Nothing hidden about this goal, the proponents of selling off public lands are quite open about their intentions. Apparently they want the public to watch them crash and burn, because the public is going to do that to them, electorally speaking.

Because the public overwhelmingly identifies with and passionately loves our public lands.

Maybe I am some sort of leftist kook, at least according to these proponents of public land sales, because I also sure do enjoy public parks, and public forests, and public recreation areas, public wilderness areas, and public hunting areas, and public monuments. Yes the government runs these places, and while I am not a big fan of government, public land management is one of the very few things that government tends to do pretty well..so..what can I tell you, this is a not-so-secret Communist plot: As an NRA life member, trapper, and lifelong hunter, I am proud to be part of this plot to “steal” Americans’ property rights, which is one of the ways that public land is described by advocates of bargain basement sales of public property.

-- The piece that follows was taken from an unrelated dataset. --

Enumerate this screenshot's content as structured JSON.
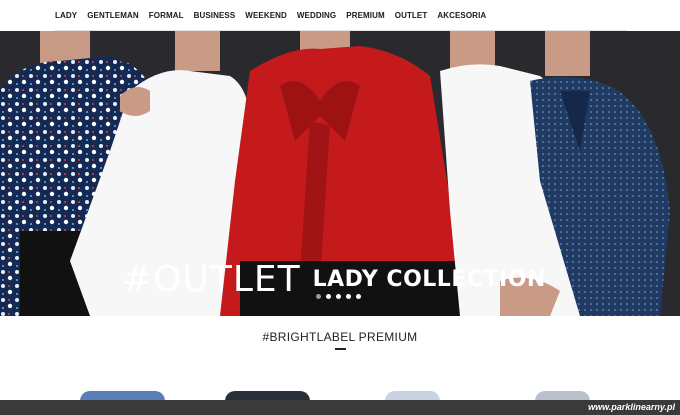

Seriously.

Advocates of public land sales actually equate the existence of public lands with the diminution of private property rights.

Never mind that nearly all (my highly experienced guess is about 99.5%) public land has been purchased at fair market value from willing, even eager sellers, who love their land so much that they want to see it remain as wild, open, untamed places for wildlife and the wild people who pursue wildlife, and not turned into ubiquitous, dime-a-dozen cookie cutter asphalt and concrete jungles.

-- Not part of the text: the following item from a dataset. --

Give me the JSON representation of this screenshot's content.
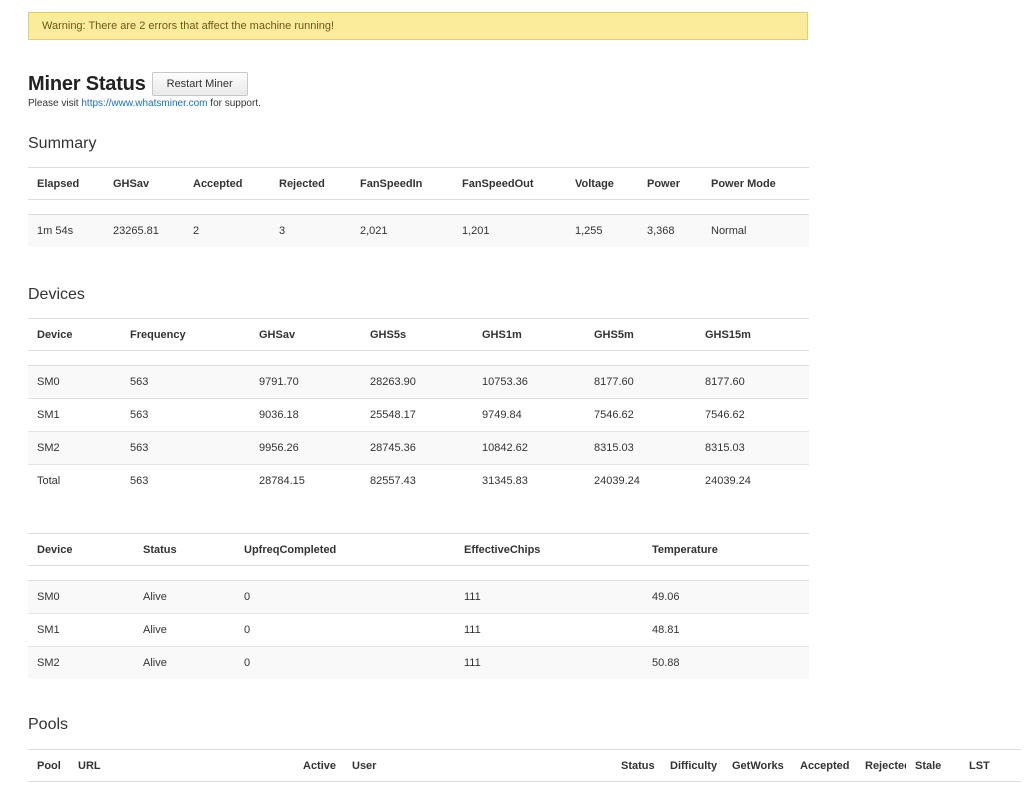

Never mind that in many remote areas, public land is an economic engine that keeps running, and running, and running without much expense.

Isn’t it ironic that the people who want to sell off public lands also want to stop and prevent people from selling their private land to wildlife and parks agencies? They bizarrely claim that public land’s mere existence is a de facto refutation of private property rights!

Oh c’mon! These armchair conservatives are the ones monkeying around with private property rights, when they try to stop sales of private land to public agencies.

They are “armchair conservatives” because these are people who do very little outside an air conditioned office. Maybe they ski at a ski slope with artificial snow as their outdoor lifestyle. But they do not hunt, trap, camp, canoe, fish, hike or do anything else indicating that red American blood flows in their veins. Nope, these are strictly dollars and cents on paper people, no real life experience. They’d sell you their grandma for ten bucks, too. No heart, no soul, just money money MONEY.

And that is how they see public lands: Easy money, easy development.

There is a useful story about money, I think it was about a mere thirty pieces of silver being accepted for giving up one’s soul. Something like that, with the point being that money and self enrichment isn’t our primary purpose in life, and that the people who singularly pursue these two goals are often soulless enemies of all that is good and wholesome.

Several weeks ago the Pennsylvania Supreme Court held that a local park could not be taken from the taxpayers and sold to a developer to build homes on. You’d think this is a plainly obvious forehead-slapping fact, but it demonstrates that the effort to liquidate public lands is not just a Western phenomenon, but an East Coast idiot parade, too.

Fortunately, the new US Department of Interior secretary does not believe in selling off public lands, unlike the other candidate who was on her way to being nominated before this issue tripped her up with the Trump Administration. The new Interior secretary, Ryan Zinke, is a retired Navy SEAL, hunter, and Western outdoorsman. He knows personally how important public land is to the identity of Americans everywhere.

Let’s hope Zinke can help his fellow Republicans wake the hell up on this issue, that our public lands are not for sale, before these fools get a good dose of electoral comeuppance from the American people who are barbequeing, hiking, biking, camping, fishing, and star gazing on public lands from sea to shining sea right now.